The game was later picked up by Devolver Digital, who had published OlliOlli as well. BunnyLord was later given his own Twitter account to post his ideas and opinions about politics, as well as parodying it.[7] On 21 April 2015, Not a Hero was announced to be hacked, although it later turned out to be official demo being released. For that, the developer, Roll7, created a web page for the so-called UJIP Party, representing the opponent of BunnyLord, with advertisement video, information on why BunnyLord's "illegal immigration" should not be tolerated and a download for the game's "hacked" demo.[8] On 1 May 2015, Roll7 announced that the game's release will be delayed one week, due to Jake Hollands wanting to implement 60 FPS into the game, as all previous version have run at 30 FPS.[9] A later update, which was built using the Chowdren runtime for Clickteam Fusion 2.5 by MP2 Games, introduced builds for OS X and Linux on 30 September 2015. On 12 January 2016, it was announced that Not a Hero would be released for PlayStation 4 on 2 February 2016, with the PlayStation Vita version being officially cancelled later that day.[10]


Not a Hero received positive reviews upon release, with the PC version holding an aggregated Metacritic score of 75/100, based on 57 critic reviews,[11] the PlayStation 4 version a score of 74/100, based on 26 critic reviews,[12] and the Xbox One version a score of 75/100 based on 13 critic reviews.[13]


  1. ^ "Bande-annonce Not a Hero : Disponible sur Switch".
  2. ^ Chalk, Andy (19 February 2015). "Not a Hero trailer offers "A Violent Today, For a Better Tomorrow"". PC Gamer. Future US. Retrieved 4 February 2016.

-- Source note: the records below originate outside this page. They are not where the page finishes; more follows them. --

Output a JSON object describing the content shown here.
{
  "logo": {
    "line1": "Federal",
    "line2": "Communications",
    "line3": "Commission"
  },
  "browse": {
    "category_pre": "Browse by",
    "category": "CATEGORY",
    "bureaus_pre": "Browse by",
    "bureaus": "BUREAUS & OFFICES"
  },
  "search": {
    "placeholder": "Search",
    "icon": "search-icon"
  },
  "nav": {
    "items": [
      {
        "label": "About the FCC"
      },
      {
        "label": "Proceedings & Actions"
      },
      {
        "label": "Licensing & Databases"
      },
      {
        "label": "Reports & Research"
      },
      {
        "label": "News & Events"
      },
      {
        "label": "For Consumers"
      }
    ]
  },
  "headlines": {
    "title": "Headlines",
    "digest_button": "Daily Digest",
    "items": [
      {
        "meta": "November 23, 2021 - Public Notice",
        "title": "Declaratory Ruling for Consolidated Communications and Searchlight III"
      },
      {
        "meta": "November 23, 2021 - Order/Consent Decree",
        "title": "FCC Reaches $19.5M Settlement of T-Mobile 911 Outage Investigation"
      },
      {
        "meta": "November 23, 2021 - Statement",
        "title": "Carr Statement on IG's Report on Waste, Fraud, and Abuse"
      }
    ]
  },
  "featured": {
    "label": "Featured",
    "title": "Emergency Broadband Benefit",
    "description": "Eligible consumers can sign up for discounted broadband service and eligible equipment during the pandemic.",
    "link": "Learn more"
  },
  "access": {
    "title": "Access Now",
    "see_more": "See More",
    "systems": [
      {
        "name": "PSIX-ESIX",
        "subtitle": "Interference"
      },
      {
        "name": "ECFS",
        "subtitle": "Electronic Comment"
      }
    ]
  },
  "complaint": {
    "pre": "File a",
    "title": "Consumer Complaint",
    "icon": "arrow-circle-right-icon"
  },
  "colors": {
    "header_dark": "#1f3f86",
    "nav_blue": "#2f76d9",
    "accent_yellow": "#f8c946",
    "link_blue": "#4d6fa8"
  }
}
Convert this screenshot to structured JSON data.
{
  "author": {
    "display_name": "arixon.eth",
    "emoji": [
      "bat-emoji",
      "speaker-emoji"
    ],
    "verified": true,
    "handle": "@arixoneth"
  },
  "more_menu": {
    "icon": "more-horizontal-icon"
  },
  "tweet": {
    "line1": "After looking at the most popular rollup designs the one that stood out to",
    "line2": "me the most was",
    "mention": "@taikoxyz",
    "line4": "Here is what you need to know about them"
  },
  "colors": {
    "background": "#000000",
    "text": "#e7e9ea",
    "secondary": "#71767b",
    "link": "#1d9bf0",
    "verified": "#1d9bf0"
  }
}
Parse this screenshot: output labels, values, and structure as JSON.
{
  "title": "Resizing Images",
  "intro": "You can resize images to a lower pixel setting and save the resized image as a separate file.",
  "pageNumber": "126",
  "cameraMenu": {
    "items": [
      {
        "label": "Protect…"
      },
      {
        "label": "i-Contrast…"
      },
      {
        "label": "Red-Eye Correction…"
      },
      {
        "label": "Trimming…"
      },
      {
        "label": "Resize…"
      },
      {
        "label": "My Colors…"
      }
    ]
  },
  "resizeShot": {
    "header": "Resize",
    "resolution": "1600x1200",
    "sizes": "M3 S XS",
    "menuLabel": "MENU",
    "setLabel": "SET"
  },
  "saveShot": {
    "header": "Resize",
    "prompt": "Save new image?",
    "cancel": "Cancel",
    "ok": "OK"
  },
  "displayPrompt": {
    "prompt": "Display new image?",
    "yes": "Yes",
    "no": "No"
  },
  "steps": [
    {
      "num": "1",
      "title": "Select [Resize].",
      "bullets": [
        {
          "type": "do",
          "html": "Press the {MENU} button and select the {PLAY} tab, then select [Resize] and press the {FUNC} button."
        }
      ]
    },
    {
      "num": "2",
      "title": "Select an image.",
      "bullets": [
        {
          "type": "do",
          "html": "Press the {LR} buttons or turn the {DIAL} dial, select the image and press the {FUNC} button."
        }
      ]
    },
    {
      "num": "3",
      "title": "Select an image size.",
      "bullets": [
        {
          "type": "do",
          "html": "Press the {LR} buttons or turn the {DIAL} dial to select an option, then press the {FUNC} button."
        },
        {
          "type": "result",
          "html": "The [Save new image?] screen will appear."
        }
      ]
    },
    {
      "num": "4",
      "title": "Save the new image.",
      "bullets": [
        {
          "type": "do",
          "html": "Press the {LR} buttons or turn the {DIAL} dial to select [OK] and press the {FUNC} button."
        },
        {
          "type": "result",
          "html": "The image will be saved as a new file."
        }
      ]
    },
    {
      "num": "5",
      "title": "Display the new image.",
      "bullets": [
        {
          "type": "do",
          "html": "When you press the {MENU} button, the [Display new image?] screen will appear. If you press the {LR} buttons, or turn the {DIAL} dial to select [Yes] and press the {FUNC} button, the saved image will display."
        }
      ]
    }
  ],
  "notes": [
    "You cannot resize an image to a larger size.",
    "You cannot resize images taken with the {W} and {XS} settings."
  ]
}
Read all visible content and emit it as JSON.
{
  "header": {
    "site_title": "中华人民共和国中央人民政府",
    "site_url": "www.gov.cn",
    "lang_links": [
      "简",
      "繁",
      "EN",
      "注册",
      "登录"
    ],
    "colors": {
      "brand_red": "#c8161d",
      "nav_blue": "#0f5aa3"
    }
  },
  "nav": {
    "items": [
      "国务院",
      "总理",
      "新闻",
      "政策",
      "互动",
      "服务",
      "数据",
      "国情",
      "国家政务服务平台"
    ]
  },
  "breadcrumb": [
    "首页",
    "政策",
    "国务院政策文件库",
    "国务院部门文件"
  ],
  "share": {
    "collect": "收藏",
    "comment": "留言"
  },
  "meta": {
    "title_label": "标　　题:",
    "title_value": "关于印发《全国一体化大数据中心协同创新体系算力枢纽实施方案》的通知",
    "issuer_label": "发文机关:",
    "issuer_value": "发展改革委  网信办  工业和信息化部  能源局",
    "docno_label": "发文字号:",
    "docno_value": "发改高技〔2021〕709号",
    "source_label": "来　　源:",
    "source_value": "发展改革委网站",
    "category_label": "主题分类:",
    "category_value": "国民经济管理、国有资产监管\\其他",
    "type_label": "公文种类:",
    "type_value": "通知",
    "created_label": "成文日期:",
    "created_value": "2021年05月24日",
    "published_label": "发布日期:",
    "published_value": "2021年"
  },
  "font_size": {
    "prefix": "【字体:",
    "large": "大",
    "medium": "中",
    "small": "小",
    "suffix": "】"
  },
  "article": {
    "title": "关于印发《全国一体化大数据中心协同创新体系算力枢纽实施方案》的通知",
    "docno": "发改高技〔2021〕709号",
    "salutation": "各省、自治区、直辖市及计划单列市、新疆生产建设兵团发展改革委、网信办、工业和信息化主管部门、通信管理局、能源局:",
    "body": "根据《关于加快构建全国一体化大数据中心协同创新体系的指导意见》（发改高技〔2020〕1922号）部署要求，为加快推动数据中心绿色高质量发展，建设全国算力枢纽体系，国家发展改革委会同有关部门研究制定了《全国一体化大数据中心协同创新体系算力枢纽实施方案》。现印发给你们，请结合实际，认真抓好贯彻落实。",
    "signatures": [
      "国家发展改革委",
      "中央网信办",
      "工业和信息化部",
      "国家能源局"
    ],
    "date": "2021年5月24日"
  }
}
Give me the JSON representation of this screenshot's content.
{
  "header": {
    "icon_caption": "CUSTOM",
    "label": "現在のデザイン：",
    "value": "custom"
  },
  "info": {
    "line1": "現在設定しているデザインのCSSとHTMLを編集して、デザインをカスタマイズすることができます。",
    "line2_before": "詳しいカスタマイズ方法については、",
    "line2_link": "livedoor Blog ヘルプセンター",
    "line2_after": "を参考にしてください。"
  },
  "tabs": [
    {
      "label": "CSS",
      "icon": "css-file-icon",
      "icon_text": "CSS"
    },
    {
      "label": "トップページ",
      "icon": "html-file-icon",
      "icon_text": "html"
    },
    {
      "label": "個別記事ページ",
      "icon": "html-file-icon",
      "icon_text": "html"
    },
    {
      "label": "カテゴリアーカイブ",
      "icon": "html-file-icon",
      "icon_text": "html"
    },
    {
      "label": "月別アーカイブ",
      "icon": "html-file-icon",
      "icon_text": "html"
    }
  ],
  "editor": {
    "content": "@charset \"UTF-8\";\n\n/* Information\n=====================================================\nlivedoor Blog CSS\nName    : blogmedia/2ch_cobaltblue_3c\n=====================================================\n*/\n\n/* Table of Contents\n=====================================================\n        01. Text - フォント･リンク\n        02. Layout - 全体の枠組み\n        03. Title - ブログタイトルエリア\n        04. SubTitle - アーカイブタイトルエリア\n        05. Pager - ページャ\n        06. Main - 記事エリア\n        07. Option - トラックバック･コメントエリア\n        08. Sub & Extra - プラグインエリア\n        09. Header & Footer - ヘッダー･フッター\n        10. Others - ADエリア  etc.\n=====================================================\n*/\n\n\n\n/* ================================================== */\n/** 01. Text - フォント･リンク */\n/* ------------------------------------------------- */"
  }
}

  3. ^ Sykes, Tom (30 January 2013). "Ur Not A Hero, but you are a badass in this cover-based 2D action shooter". PC Gamer. Future US. Retrieved 4 February 2016.
  4. ^ Greene, Gavin (27 May 2015). "How Not a Hero put you on the mayoral campaign of a … time-traveling alien bunny". VentureBeat. Retrieved 4 February 2016.
  5. ^ Narcisse, Evan (29 March 2014). "A Shooter That You'll Play In Two-and-a-Quarter Dimensions". Kotaku Australia. Allure Media. Retrieved 4 February 2016.
  6. ^ Courtney, Timothy (16 March 2016). "Game Talk: Game Artist for Not a Hero, Jake Hollands Interview with Timothy Courtney". Retrieved 9 July 2016.
  7. ^ Roll7 (26 November 2014). "BunnyLord on Twitter". Twitter. Retrieved 4 February 2016.
  8. ^ Chalk, Andy (22 April 2015). "Not a Hero demo released". PC Gamer. Future US. Retrieved 4 February 2016.
  9. ^ Chalk, Andy (1 May 2015). "Not a Hero suffers a slight delay". PC Gamer. Future US. Retrieved 4 February 2016.
  10. ^ Makuch, Eddie (12 January 2016). "2D Shooter Not A Hero PS Vita Port Canceled, PS4 Edition Gets Release Date". GameSpot. CBS Interactive. Retrieved 4 February 2016.
  11. ^ a b "Not a Hero Critic Reviews for PC". Metacritic. CBS Interactive. Retrieved 9 September 2016.
  12. ^ a b "Not a Hero Critic Reviews for PlayStation 4". Metacritic. CBS Interactive. Retrieved 9 September 2016.
  13. ^ a b "Not A Hero: Super Snazzy Edition Critic Reviews for Xbox One". Metacritic. CBS Interactive. Retrieved 9 September 2016.